• Assignment: Your answer should consist of the lines holding "chevron", copied from the material below.

• Data shown:
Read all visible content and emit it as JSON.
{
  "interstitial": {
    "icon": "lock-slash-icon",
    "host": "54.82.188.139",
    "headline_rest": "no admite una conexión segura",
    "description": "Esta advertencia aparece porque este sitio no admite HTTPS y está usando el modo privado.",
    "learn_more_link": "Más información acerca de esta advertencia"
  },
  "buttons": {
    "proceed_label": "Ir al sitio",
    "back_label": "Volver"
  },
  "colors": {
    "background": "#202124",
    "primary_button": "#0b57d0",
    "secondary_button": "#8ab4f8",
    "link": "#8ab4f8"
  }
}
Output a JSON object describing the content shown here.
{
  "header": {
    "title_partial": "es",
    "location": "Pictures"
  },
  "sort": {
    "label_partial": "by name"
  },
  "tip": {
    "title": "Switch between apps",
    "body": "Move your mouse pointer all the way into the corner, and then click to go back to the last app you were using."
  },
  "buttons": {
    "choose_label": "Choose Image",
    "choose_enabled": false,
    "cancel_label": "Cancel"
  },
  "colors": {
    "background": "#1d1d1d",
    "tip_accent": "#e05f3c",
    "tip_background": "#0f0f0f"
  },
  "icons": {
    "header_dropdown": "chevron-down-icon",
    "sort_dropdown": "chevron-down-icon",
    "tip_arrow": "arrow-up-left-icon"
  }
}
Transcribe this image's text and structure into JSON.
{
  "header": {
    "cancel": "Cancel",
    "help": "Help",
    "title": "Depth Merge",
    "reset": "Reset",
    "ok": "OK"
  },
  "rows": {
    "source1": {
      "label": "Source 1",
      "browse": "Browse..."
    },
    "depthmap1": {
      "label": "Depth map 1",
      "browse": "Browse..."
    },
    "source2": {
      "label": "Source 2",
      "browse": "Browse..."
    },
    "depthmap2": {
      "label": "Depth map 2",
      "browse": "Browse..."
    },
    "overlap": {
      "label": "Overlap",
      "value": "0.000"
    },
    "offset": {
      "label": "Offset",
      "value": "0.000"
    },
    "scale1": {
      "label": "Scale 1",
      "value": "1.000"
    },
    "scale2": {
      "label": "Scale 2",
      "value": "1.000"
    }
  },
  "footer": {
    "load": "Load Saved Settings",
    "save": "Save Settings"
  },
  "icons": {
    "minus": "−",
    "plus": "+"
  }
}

• Result of the task:
    "header_dropdown": "chevron-down-icon",
    "sort_dropdown": "chevron-down-icon",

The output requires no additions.